◆ WHAT IS NEEDED ◆
The data should be restated word for word, in full.

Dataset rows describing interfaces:
<<<<

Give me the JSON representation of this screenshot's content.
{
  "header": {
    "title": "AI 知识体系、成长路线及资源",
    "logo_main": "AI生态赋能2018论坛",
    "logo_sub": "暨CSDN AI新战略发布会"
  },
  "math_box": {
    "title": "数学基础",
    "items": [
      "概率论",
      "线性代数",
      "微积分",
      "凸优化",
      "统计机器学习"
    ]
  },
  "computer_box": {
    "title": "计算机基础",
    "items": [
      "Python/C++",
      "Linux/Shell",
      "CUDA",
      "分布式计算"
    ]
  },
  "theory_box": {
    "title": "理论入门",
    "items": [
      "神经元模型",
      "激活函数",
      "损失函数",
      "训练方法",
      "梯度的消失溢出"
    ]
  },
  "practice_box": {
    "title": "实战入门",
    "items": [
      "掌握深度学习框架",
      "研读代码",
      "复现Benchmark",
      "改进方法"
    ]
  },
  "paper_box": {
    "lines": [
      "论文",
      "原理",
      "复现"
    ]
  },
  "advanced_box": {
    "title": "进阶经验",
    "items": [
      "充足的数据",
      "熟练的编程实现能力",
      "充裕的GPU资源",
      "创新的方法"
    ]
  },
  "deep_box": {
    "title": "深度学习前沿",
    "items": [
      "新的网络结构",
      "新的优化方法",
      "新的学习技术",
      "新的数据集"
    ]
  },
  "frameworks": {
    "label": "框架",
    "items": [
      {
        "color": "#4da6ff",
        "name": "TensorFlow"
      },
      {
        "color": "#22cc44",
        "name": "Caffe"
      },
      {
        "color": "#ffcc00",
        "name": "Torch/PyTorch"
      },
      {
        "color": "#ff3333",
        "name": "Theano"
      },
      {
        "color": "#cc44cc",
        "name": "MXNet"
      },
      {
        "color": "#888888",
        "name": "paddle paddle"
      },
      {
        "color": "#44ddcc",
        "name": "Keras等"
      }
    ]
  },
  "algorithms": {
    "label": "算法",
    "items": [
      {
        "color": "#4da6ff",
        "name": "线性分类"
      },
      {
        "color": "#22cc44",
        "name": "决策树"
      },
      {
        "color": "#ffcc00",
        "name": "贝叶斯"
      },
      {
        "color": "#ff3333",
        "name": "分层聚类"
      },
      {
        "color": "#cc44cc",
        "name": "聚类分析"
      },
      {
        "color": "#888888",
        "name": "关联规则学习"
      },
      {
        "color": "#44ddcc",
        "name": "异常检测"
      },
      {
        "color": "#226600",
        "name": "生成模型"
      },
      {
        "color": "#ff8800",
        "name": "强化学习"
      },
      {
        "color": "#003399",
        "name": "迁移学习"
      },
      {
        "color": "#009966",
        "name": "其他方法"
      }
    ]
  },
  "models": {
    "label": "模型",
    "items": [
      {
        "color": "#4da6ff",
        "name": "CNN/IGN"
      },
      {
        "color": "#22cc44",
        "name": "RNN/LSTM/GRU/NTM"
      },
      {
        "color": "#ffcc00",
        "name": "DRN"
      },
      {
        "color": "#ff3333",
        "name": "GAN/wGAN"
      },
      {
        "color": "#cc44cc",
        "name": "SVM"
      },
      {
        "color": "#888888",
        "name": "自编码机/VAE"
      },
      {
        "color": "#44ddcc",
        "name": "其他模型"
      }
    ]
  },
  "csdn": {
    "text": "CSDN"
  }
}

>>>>

◆ TASK RESULT ◆
Give me the JSON representation of this screenshot's content.
{
  "header": {
    "title": "AI 知识体系、成长路线及资源",
    "logo_main": "AI生态赋能2018论坛",
    "logo_sub": "暨CSDN AI新战略发布会"
  },
  "math_box": {
    "title": "数学基础",
    "items": [
      "概率论",
      "线性代数",
      "微积分",
      "凸优化",
      "统计机器学习"
    ]
  },
  "computer_box": {
    "title": "计算机基础",
    "items": [
      "Python/C++",
      "Linux/Shell",
      "CUDA",
      "分布式计算"
    ]
  },
  "theory_box": {
    "title": "理论入门",
    "items": [
      "神经元模型",
      "激活函数",
      "损失函数",
      "训练方法",
      "梯度的消失溢出"
    ]
  },
  "practice_box": {
    "title": "实战入门",
    "items": [
      "掌握深度学习框架",
      "研读代码",
      "复现Benchmark",
      "改进方法"
    ]
  },
  "paper_box": {
    "lines": [
      "论文",
      "原理",
      "复现"
    ]
  },
  "advanced_box": {
    "title": "进阶经验",
    "items": [
      "充足的数据",
      "熟练的编程实现能力",
      "充裕的GPU资源",
      "创新的方法"
    ]
  },
  "deep_box": {
    "title": "深度学习前沿",
    "items": [
      "新的网络结构",
      "新的优化方法",
      "新的学习技术",
      "新的数据集"
    ]
  },
  "frameworks": {
    "label": "框架",
    "items": [
      {
        "color": "#4da6ff",
        "name": "TensorFlow"
      },
      {
        "color": "#22cc44",
        "name": "Caffe"
      },
      {
        "color": "#ffcc00",
        "name": "Torch/PyTorch"
      },
      {
        "color": "#ff3333",
        "name": "Theano"
      },
      {
        "color": "#cc44cc",
        "name": "MXNet"
      },
      {
        "color": "#888888",
        "name": "paddle paddle"
      },
      {
        "color": "#44ddcc",
        "name": "Keras等"
      }
    ]
  },
  "algorithms": {
    "label": "算法",
    "items": [
      {
        "color": "#4da6ff",
        "name": "线性分类"
      },
      {
        "color": "#22cc44",
        "name": "决策树"
      },
      {
        "color": "#ffcc00",
        "name": "贝叶斯"
      },
      {
        "color": "#ff3333",
        "name": "分层聚类"
      },
      {
        "color": "#cc44cc",
        "name": "聚类分析"
      },
      {
        "color": "#888888",
        "name": "关联规则学习"
      },
      {
        "color": "#44ddcc",
        "name": "异常检测"
      },
      {
        "color": "#226600",
        "name": "生成模型"
      },
      {
        "color": "#ff8800",
        "name": "强化学习"
      },
      {
        "color": "#003399",
        "name": "迁移学习"
      },
      {
        "color": "#009966",
        "name": "其他方法"
      }
    ]
  },
  "models": {
    "label": "模型",
    "items": [
      {
        "color": "#4da6ff",
        "name": "CNN/IGN"
      },
      {
        "color": "#22cc44",
        "name": "RNN/LSTM/GRU/NTM"
      },
      {
        "color": "#ffcc00",
        "name": "DRN"
      },
      {
        "color": "#ff3333",
        "name": "GAN/wGAN"
      },
      {
        "color": "#cc44cc",
        "name": "SVM"
      },
      {
        "color": "#888888",
        "name": "自编码机/VAE"
      },
      {
        "color": "#44ddcc",
        "name": "其他模型"
      }
    ]
  },
  "csdn": {
    "text": "CSDN"
  }
}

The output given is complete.